In terms of what he writes, most of the results refer to McGee and a few other sources, including his regular food column in Dansk Kemi (the Danish research on gourmet salting for juicy and tender meat is especially interesting, and I've planned to write a post on this). Hence, if you've read McGee, there are not many new astounding discoveries.

One interesting thing is how he uses the tables of nutrients given the various foods. Most commonly people use such tables looking for amount of sugar, fat, whether a food contains gluten etc., that is health purposes. Pedersen however, uses this information for cooking purposes, and he gives the relative amounts of nutrients by dry weight as well. This is really useful, because various foods are easier to compare. One example is looking for amount of starch in different sorts of potatoes, which might have different percentage amount of water. Given values by dry weight makes it much easier to compare (there seems to be something wrong in the potato tables however, as the amount of nutrients add up to more than 100%).

In my opinion, the book is worth buying just for the sheer enjoyment of reading it. Also, I warmly recommend his food column "Kemikeren i køkkenet" in Dansk Kemi, mentioned above, freely downloadable (single pdf files).

11 Jan 2009

Very easy odour adaptation experiment

Matmolekyler published last month an incredibly easy and straightforward experiment for illustrating the phenomenon of odour adaptation.

Adaptation is the phenomenon in which you stop noticing an odour/aroma when you've been subjected to it for a while. This is, amongst other, used as a motive for varying aroma components throughout a meal. Have a look at "Jullovsexperiment: Hacka ditt luktsinne" (Google translated version: "Christmas holiday experiment: Hack your sense of smell"). In this case, Malin Sandström, proposes to use coffee and cinnamon.

I'm on constant search for experiments that give personal experiences with food and science. In my eyes, the sheer ease of this experiment is maybe the greatest advantage, making it very acessable for anyone wanting to experiment with these phenomena.

Heston Blumenthal and Peter Barham have also described this in one of their Kitchen Chemistry episodes (Discovery channel):

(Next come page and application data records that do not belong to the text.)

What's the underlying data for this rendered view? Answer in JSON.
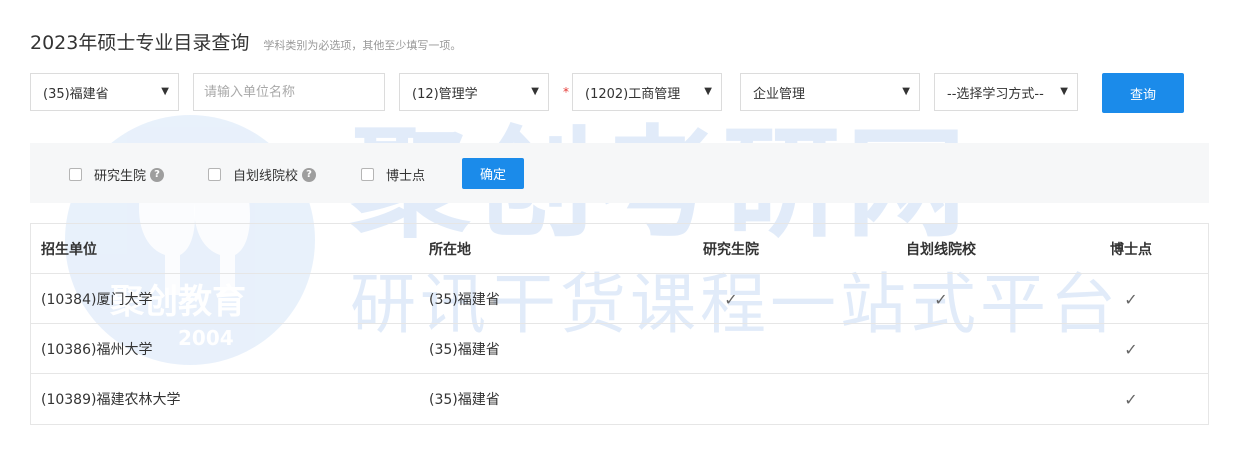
{
  "header": {
    "title": "2023年硕士专业目录查询",
    "subtitle": "学科类别为必选项，其他至少填写一项。"
  },
  "filters": {
    "province": "(35)福建省",
    "unit_placeholder": "请输入单位名称",
    "category": "(12)管理学",
    "required_mark": "*",
    "discipline": "(1202)工商管理",
    "major": "企业管理",
    "study_mode": "--选择学习方式--",
    "caret": "▼",
    "query_button": "查询"
  },
  "options": {
    "grad_school": "研究生院",
    "self_line": "自划线院校",
    "doctoral": "博士点",
    "help_glyph": "?",
    "confirm_button": "确定"
  },
  "table": {
    "headers": [
      "招生单位",
      "所在地",
      "研究生院",
      "自划线院校",
      "博士点"
    ],
    "check_glyph": "✓",
    "rows": [
      {
        "unit": "(10384)厦门大学",
        "location": "(35)福建省",
        "grad_school": true,
        "self_line": true,
        "doctoral": true
      },
      {
        "unit": "(10386)福州大学",
        "location": "(35)福建省",
        "grad_school": false,
        "self_line": false,
        "doctoral": true
      },
      {
        "unit": "(10389)福建农林大学",
        "location": "(35)福建省",
        "grad_school": false,
        "self_line": false,
        "doctoral": true
      }
    ]
  },
  "watermark": {
    "main": "聚创考研网",
    "slogan": "研讯干货课程一站式平台",
    "logo_text": "聚创教育",
    "logo_year": "2004",
    "color": "#c9dcf5"
  }
}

"Our brains, it seems, respond much more to changes in which molecules are in the nose and mouth than they do to what is actually there, for example - if you chew a piece of gum, the flavour will disappear after a few minutes, as your brain gets "bored" by the aroma in the nose - but there is virtually no reduction in the amount of flavour molecules in the nose. However, if you simply change the input from your tongue, by, for example - taking a sip of sweetened water - the full flavour will be instantly restored"

Peter Barham (Discovery Channel)

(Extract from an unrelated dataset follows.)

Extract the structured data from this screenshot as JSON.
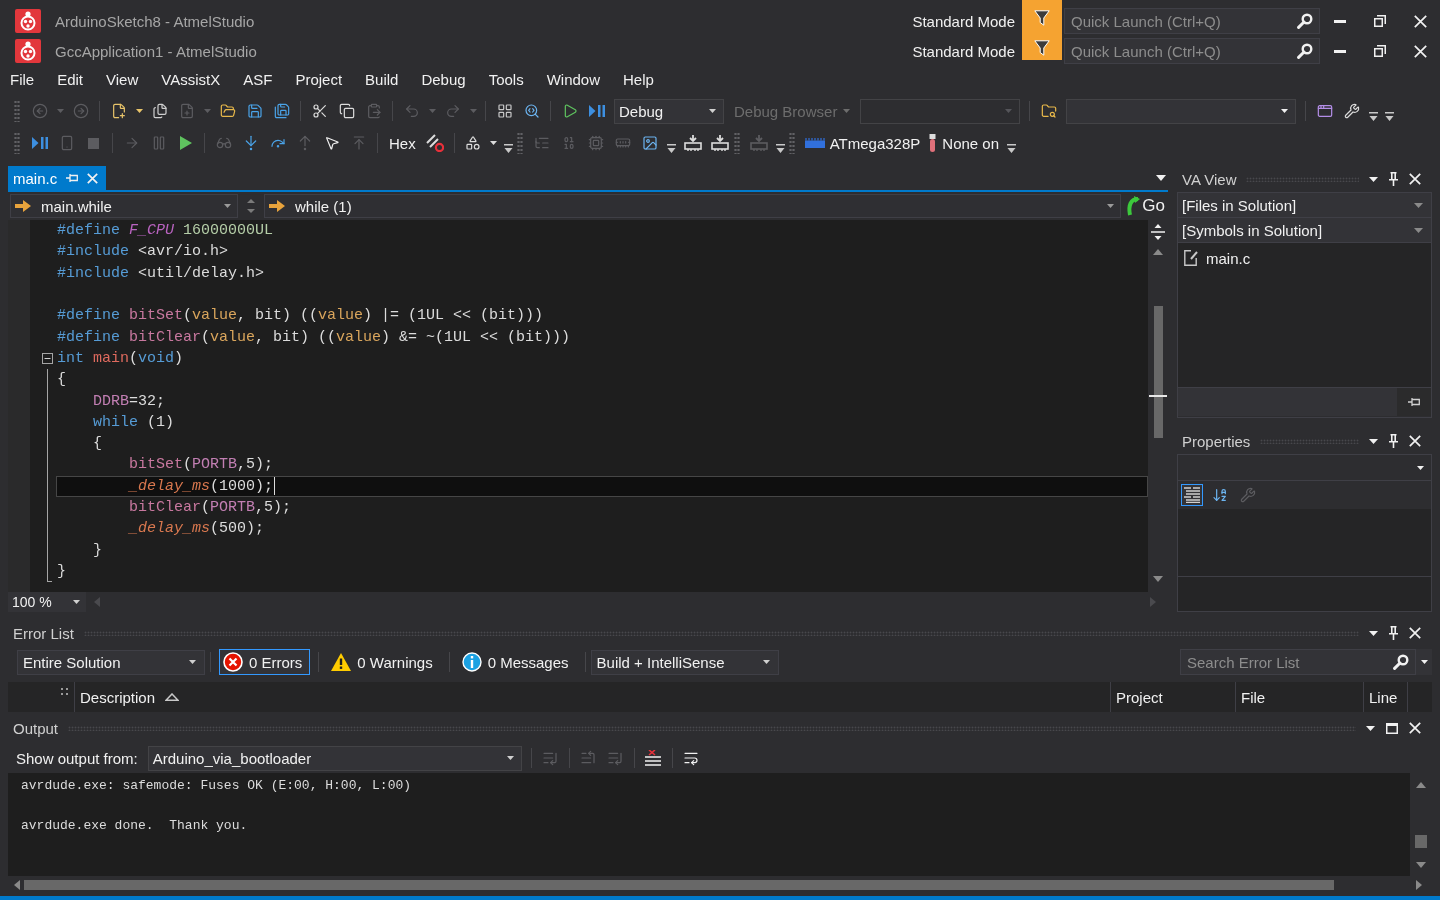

What to teach/learn
  • Gain experience with aroma and sense of smell
  • Experience the phenomenon of adaptation
  • (Experience that flavour experience is both taste and aroma)

I tested the experiment with our students and it worked perfectly! The student with the cinnamon even commented: "the odour fades away while I'm smelling it". Great fun. A colleague has been doing this experiment for several years using (synthetic) almond and rum essences. However, the intensities of these are somewhat uneven, and one swamps the other. Coffee and cinnamon works perfectly :)